[Goal of the exercise] Search the records for the word "CppWindowsService" and copy each line in which it appears.

START Records supplied

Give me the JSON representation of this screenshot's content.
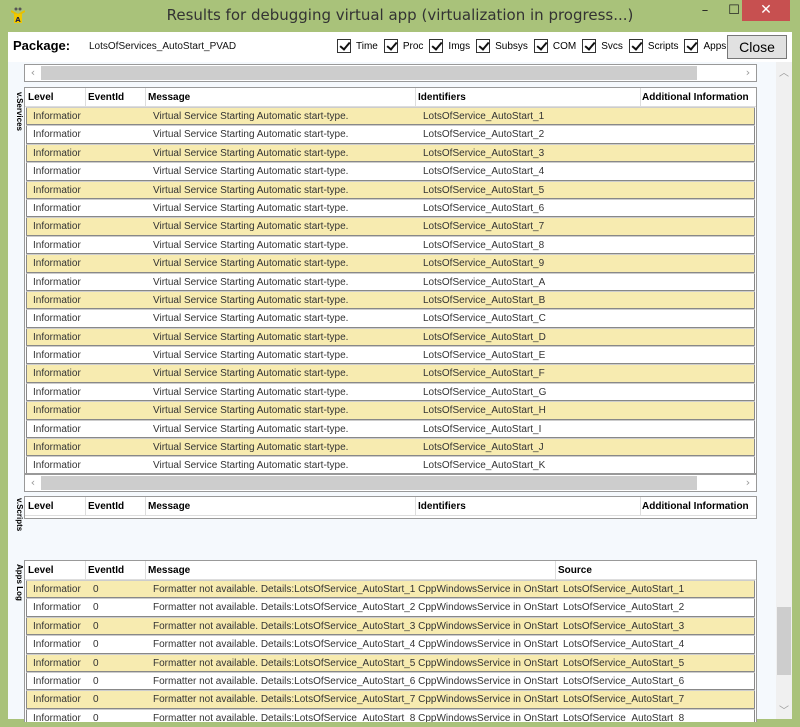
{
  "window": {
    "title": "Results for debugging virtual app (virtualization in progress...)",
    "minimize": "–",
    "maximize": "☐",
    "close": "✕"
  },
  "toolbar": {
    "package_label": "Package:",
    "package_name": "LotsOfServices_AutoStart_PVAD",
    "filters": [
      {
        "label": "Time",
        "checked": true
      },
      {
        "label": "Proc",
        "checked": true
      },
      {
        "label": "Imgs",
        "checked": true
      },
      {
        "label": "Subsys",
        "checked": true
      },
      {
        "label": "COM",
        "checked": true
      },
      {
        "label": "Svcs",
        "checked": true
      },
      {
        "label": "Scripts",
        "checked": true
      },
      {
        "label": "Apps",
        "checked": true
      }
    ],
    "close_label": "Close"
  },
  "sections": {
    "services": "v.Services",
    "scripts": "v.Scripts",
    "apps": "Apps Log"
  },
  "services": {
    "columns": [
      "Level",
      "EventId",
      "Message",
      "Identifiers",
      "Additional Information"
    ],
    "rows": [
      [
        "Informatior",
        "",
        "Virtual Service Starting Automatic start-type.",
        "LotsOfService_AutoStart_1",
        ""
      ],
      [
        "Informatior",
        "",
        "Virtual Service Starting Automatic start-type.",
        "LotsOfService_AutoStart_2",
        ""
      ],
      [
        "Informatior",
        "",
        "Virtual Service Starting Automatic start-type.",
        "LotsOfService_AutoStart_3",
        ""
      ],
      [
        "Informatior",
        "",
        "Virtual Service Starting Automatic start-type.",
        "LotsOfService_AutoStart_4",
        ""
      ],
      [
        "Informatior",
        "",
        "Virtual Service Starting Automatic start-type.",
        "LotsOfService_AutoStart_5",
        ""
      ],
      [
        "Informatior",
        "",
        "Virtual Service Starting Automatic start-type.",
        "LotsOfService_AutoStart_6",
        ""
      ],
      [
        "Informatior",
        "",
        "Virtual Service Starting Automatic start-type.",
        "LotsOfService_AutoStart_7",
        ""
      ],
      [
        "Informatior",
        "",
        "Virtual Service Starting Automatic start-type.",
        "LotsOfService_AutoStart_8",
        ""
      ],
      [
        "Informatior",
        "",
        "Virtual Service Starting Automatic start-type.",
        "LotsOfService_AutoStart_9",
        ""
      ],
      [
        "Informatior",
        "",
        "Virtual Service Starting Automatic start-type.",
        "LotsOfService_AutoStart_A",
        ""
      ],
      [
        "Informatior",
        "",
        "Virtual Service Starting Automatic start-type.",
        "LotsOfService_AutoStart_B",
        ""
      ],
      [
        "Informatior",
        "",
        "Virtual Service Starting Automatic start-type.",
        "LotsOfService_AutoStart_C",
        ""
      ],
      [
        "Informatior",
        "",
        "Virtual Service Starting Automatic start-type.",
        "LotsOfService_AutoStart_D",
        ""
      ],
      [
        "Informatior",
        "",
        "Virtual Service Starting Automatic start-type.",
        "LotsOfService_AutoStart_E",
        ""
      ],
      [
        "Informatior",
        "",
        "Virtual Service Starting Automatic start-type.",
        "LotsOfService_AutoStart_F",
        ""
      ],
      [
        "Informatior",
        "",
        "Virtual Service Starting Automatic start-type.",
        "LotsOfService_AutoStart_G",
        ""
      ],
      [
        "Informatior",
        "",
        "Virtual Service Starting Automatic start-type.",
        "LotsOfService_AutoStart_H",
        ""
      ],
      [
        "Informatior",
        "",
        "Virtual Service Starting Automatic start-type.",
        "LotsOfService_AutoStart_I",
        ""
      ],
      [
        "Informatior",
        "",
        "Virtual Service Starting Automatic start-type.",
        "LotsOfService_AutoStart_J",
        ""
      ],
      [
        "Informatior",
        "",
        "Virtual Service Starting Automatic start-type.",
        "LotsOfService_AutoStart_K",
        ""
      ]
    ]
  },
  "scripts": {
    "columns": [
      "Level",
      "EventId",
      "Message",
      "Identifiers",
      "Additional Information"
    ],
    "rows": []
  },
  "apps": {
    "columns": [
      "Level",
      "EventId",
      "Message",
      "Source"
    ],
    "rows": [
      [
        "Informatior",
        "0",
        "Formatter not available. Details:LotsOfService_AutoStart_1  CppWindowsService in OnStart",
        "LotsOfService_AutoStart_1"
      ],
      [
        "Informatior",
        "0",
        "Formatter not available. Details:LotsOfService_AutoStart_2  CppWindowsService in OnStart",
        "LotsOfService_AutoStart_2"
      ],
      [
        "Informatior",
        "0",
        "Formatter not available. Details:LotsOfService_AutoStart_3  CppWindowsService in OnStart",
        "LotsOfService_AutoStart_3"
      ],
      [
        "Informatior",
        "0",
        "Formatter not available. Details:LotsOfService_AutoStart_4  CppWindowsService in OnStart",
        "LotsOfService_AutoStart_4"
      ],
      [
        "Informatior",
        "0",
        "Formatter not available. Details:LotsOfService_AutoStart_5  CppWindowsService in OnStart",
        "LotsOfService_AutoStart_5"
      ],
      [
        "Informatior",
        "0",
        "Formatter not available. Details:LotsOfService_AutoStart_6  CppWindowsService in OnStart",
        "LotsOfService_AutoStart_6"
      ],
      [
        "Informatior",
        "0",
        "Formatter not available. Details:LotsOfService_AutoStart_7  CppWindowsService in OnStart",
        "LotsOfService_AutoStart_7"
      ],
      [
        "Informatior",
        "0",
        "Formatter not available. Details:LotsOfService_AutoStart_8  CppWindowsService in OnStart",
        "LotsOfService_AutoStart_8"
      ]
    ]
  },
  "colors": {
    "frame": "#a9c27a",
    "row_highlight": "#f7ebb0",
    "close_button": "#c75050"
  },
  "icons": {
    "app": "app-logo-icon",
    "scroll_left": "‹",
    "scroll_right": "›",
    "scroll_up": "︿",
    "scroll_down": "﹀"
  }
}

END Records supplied

[Written reply]
        "Formatter not available. Details:LotsOfService_AutoStart_1  CppWindowsService in OnStart",
        "Formatter not available. Details:LotsOfService_AutoStart_2  CppWindowsService in OnStart",
        "Formatter not available. Details:LotsOfService_AutoStart_3  CppWindowsService in OnStart",
        "Formatter not available. Details:LotsOfService_AutoStart_4  CppWindowsService in OnStart",
        "Formatter not available. Details:LotsOfService_AutoStart_5  CppWindowsService in OnStart",
        "Formatter not available. Details:LotsOfService_AutoStart_6  CppWindowsService in OnStart",
        "Formatter not available. Details:LotsOfService_AutoStart_7  CppWindowsService in OnStart",
        "Formatter not available. Details:LotsOfService_AutoStart_8  CppWindowsService in OnStart",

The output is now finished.